With simple black and white drawings by Audrey Walker, this is a very accessible retelling of the stories of both ballets. It is good for reading aloud and includes a brief chapter about the music (including notation of main themes) for each ballet.


Kultur 6-00-205052-3 Sel. #1481

This version is done by the Russian State Theater Academy of Classical Ballet.

Philips 6-00-186969-3 Sel. #070273

The Kirov Ballet

Nonesuch 6-00-135949-0 Sel #40160

This version is choreographed by Nureyev.
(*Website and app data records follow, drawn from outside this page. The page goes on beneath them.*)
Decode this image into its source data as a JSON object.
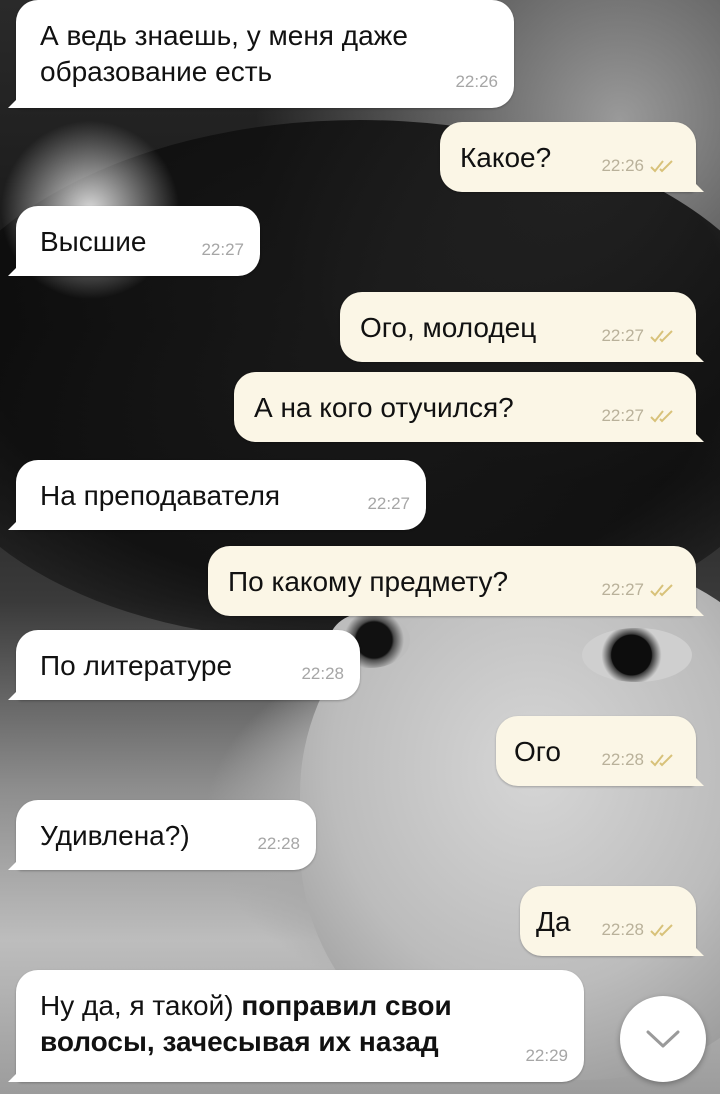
{
  "messages": [
    {
      "dir": "in",
      "text": "А ведь знаешь, у меня даже",
      "text2": "образование есть",
      "time": "22:26"
    },
    {
      "dir": "out",
      "text": "Какое?",
      "time": "22:26"
    },
    {
      "dir": "in",
      "text": "Высшие",
      "time": "22:27"
    },
    {
      "dir": "out",
      "text": "Ого, молодец",
      "time": "22:27"
    },
    {
      "dir": "out",
      "text": "А на кого отучился?",
      "time": "22:27"
    },
    {
      "dir": "in",
      "text": "На преподавателя",
      "time": "22:27"
    },
    {
      "dir": "out",
      "text": "По какому предмету?",
      "time": "22:27"
    },
    {
      "dir": "in",
      "text": "По литературе",
      "time": "22:28"
    },
    {
      "dir": "out",
      "text": "Ого",
      "time": "22:28"
    },
    {
      "dir": "in",
      "text": "Удивлена?)",
      "time": "22:28"
    },
    {
      "dir": "out",
      "text": "Да",
      "time": "22:28"
    },
    {
      "dir": "in",
      "text_plain": "Ну да, я такой) ",
      "text_bold": "поправил свои",
      "text2_bold": "волосы, зачесывая их назад",
      "time": "22:29"
    }
  ],
  "colors": {
    "incoming_bubble": "#ffffff",
    "outgoing_bubble": "#fbf6e6",
    "read_check": "#d8c27a"
  },
  "icons": {
    "read_status": "double-check-icon",
    "scroll_down": "chevron-down-icon"
  }
}
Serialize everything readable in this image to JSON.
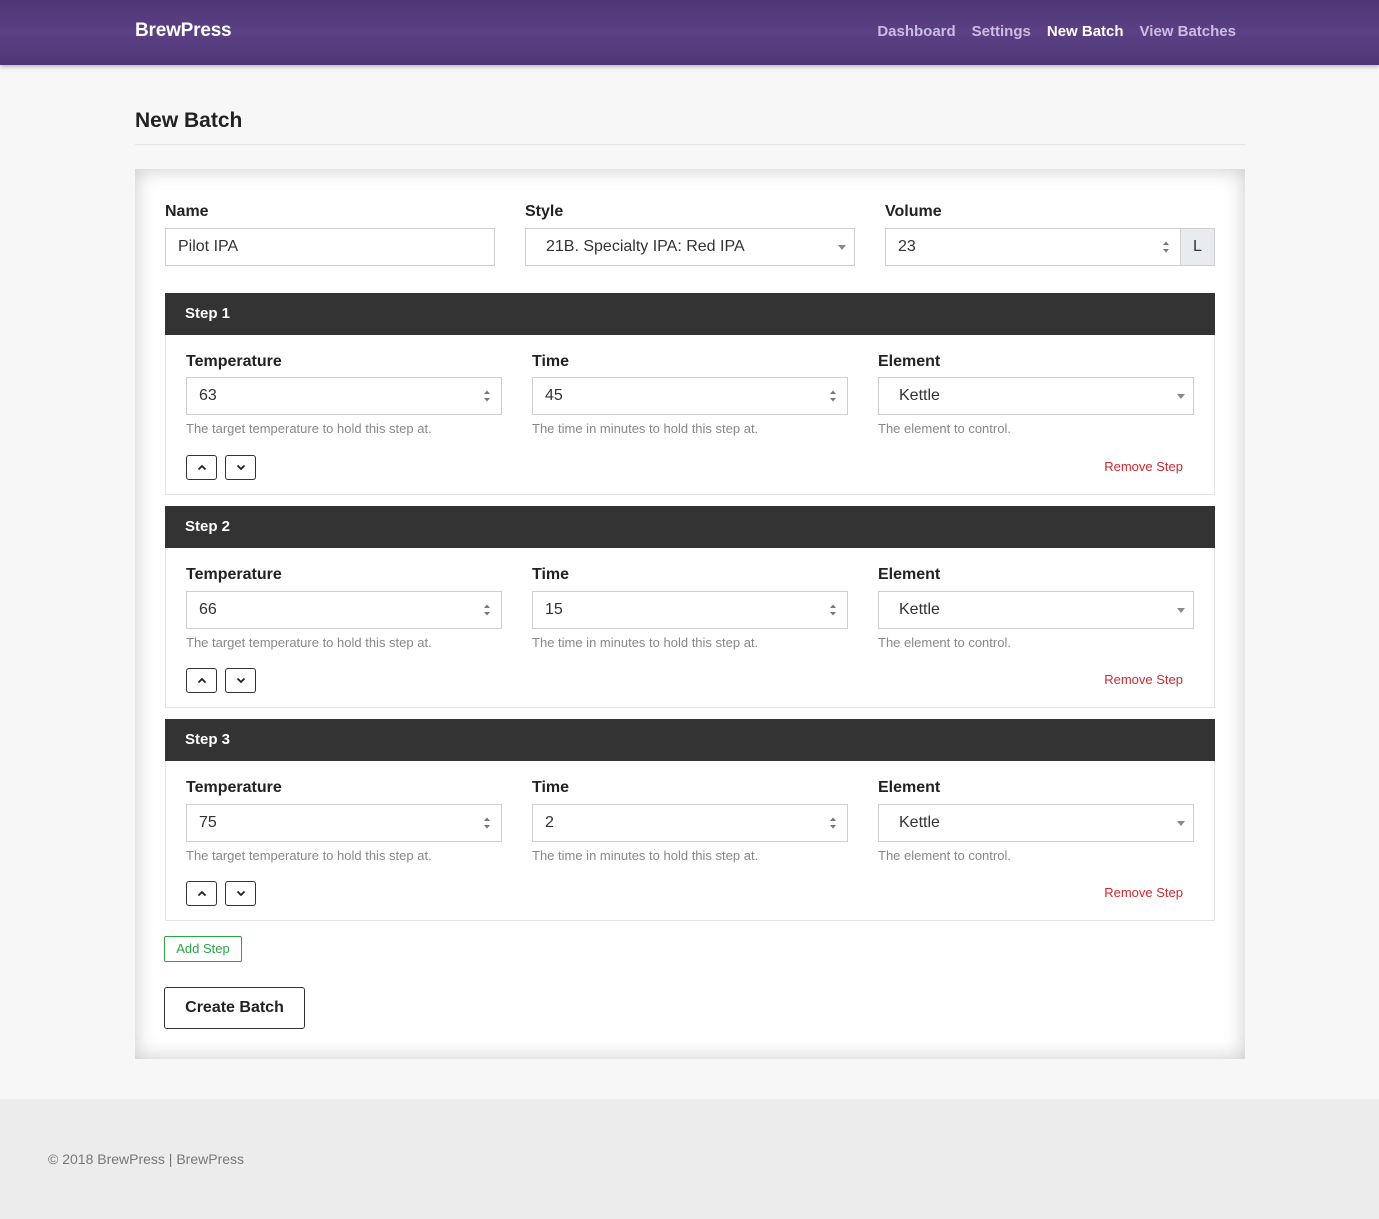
{
  "navbar": {
    "brand": "BrewPress",
    "links": [
      {
        "label": "Dashboard",
        "active": false
      },
      {
        "label": "Settings",
        "active": false
      },
      {
        "label": "New Batch",
        "active": true
      },
      {
        "label": "View Batches",
        "active": false
      }
    ]
  },
  "page": {
    "title": "New Batch"
  },
  "form": {
    "name_label": "Name",
    "name_value": "Pilot IPA",
    "style_label": "Style",
    "style_value": "21B. Specialty IPA: Red IPA",
    "volume_label": "Volume",
    "volume_value": "23",
    "volume_unit": "L"
  },
  "step_fields": {
    "temperature_label": "Temperature",
    "temperature_help": "The target temperature to hold this step at.",
    "time_label": "Time",
    "time_help": "The time in minutes to hold this step at.",
    "element_label": "Element",
    "element_help": "The element to control.",
    "remove_label": "Remove Step"
  },
  "steps": [
    {
      "title": "Step 1",
      "temperature": "63",
      "time": "45",
      "element": "Kettle"
    },
    {
      "title": "Step 2",
      "temperature": "66",
      "time": "15",
      "element": "Kettle"
    },
    {
      "title": "Step 3",
      "temperature": "75",
      "time": "2",
      "element": "Kettle"
    }
  ],
  "actions": {
    "add_step": "Add Step",
    "create_batch": "Create Batch"
  },
  "footer": {
    "text": "© 2018 BrewPress | BrewPress"
  },
  "colors": {
    "navbar": "#5b4185",
    "step_header": "#333333",
    "remove": "#d0282e",
    "add_step": "#28a745"
  }
}
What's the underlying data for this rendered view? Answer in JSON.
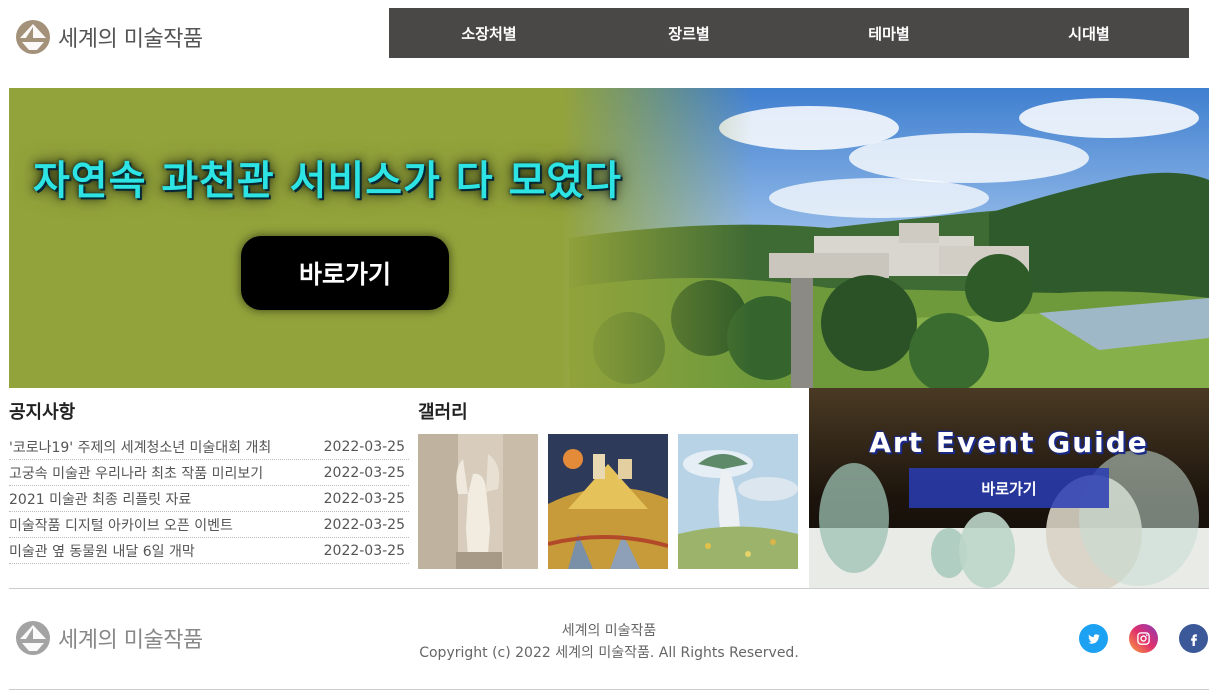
{
  "brand": {
    "name": "세계의 미술작품",
    "colors": {
      "logo": "#a3917a",
      "nav_bg": "#4a4847",
      "hero_green": "#93a33b",
      "hero_title": "#2de3e3"
    }
  },
  "nav": {
    "items": [
      {
        "label": "소장처별"
      },
      {
        "label": "장르별"
      },
      {
        "label": "테마별"
      },
      {
        "label": "시대별"
      }
    ]
  },
  "hero": {
    "title": "자연속 과천관 서비스가 다 모였다",
    "button_label": "바로가기"
  },
  "notice": {
    "title": "공지사항",
    "items": [
      {
        "title": "'코로나19' 주제의 세계청소년 미술대회 개최",
        "date": "2022-03-25"
      },
      {
        "title": "고궁속 미술관 우리나라 최초 작품 미리보기",
        "date": "2022-03-25"
      },
      {
        "title": "2021 미술관 최종 리플릿 자료",
        "date": "2022-03-25"
      },
      {
        "title": "미술작품 디지털 아카이브 오픈 이벤트",
        "date": "2022-03-25"
      },
      {
        "title": "미술관 옆 동물원 내달 6일 개막",
        "date": "2022-03-25"
      }
    ]
  },
  "gallery": {
    "title": "갤러리"
  },
  "event": {
    "title": "Art Event Guide",
    "button_label": "바로가기"
  },
  "footer": {
    "line1": "세계의 미술작품",
    "line2": "Copyright (c) 2022 세계의 미술작품. All Rights Reserved.",
    "social": [
      {
        "icon": "twitter-icon",
        "color": "#1da1f2"
      },
      {
        "icon": "instagram-icon",
        "color": "#e1306c"
      },
      {
        "icon": "facebook-icon",
        "color": "#3b5998"
      }
    ]
  }
}
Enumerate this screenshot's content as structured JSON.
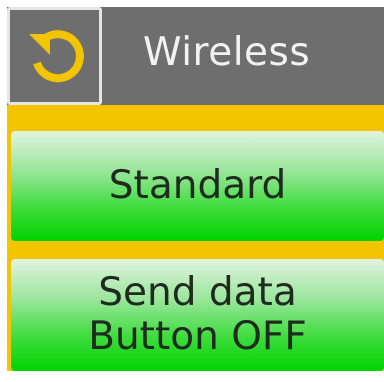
{
  "header": {
    "title": "Wireless",
    "back_icon": "undo-icon",
    "colors": {
      "header_bg": "#6e6e6e",
      "icon": "#f3c500",
      "title": "#f2f2f2"
    }
  },
  "buttons": {
    "standard_label": "Standard",
    "send_data_line1": "Send data",
    "send_data_line2": "Button OFF"
  },
  "colors": {
    "background": "#f3c500",
    "button_top": "#e0f3df",
    "button_bottom": "#00d300",
    "button_text": "#1e2b1e"
  }
}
Even if you are able to borrow one of the videos, it would be good to read the story itself to the children before viewing it. The Appleby and Fowler version of Clara and Frank's magical Christmas Eve, listed above, is perfect for reading aloud to this age group; knowing the story will allow them to anticipate the ballet and music.


First Grade - Music - Lesson 9 - The Nutcracker

After you have read (or told) some version of the story to the children, tell them that the story itself is more than one hundred years old, and it was first written down by a writer and composer in Germany (have someone find Germany and the continent of Europe on the map) whose name was E.T.A. Hoffman. Say: Even though E.T.A. Hoffman wrote many pieces of music, he didn't write the music for The Nutcracker. The music was written by another famous composer named Pyotr Ilyich Tchaikovsky, who was Russian (have someone locate it). Tchaikovsky wrote the music so that the story could be made into a ballet.

Ask: Can anyone tell us about a ballet? (Accept any answer that includes the idea of dance and music.) What would you need to change a story in a book into a ballet? (music, dancers, costumes, scenery, musicians, someone [choreographer] to make up the steps for the ballet, someone to teach the steps to the dancers) What other kind of music have we heard that tells a story? The children may mention The Sorcerer's Apprentice and/or Peter and the Wolf, in which the instruments carry the narrative. They also heard at least some of Humperdinck's opera Hansel and Gretel as part of last month's literature sequence. Remind the children that in opera the story is told in acting, speaking, and singing by the actors. In ballet, the story is told in the movements of the dancers. This means that when the composer writes the music, it must be above all dancing music.

You may want to tell the children to listen for a special instrument Tchaikovsky used in "The Dance of the Sugar Plum Fairy" that sounds like tinkly bells and fairies. It is called a celesta, looks like a small piano, but is really made with hammers that strike metal bars. (Most children will have had the opportunity to try a glockenspiel or xylophone which are simpler instruments that produce the same kind of sound.)

Say: These instruments are part of a family of instruments called percussion, which means their sounds are produced by hitting with hammers of different sizes and materials--some soft and some hard. Remind the children that they heard some of these instruments in Peter and the Wolf.

They will probably recognize the music of the "Russian Dance," which gets faster and faster as it goes along, then very suddenly stops. Have them notice how different the sound and steady rhythm of the "Chinese Dance."

Tell them about the characteristic 3/4 rhythm of a waltz, and demonstrate a simple waltz movement for them to remind them of the rhythmic pattern they have heard in other music this year ("Take Me Out to the Ball Game" and "Jesu, Joy of Man's Desiring"). Show them a picture of a harp, tell them it is a member of the string family that is plucked rather than bowed, and say: You will know when the "Waltz of the Flowers" comes, because you will hear the harp introduce the waltz all by itself, playing a solo.

If you do not have access to a video, play the music for the children, reminding them to listen for the parts and instruments you have just told them about. Naturally, the video adds the important visual component of the ballet, which adds to the experience of this music and makes the story much clearer. If there is enough space, invite the children to waltz when they hear the "Waltz of the Flowers" so they have some idea of how the movements are propelled by the flow of the music.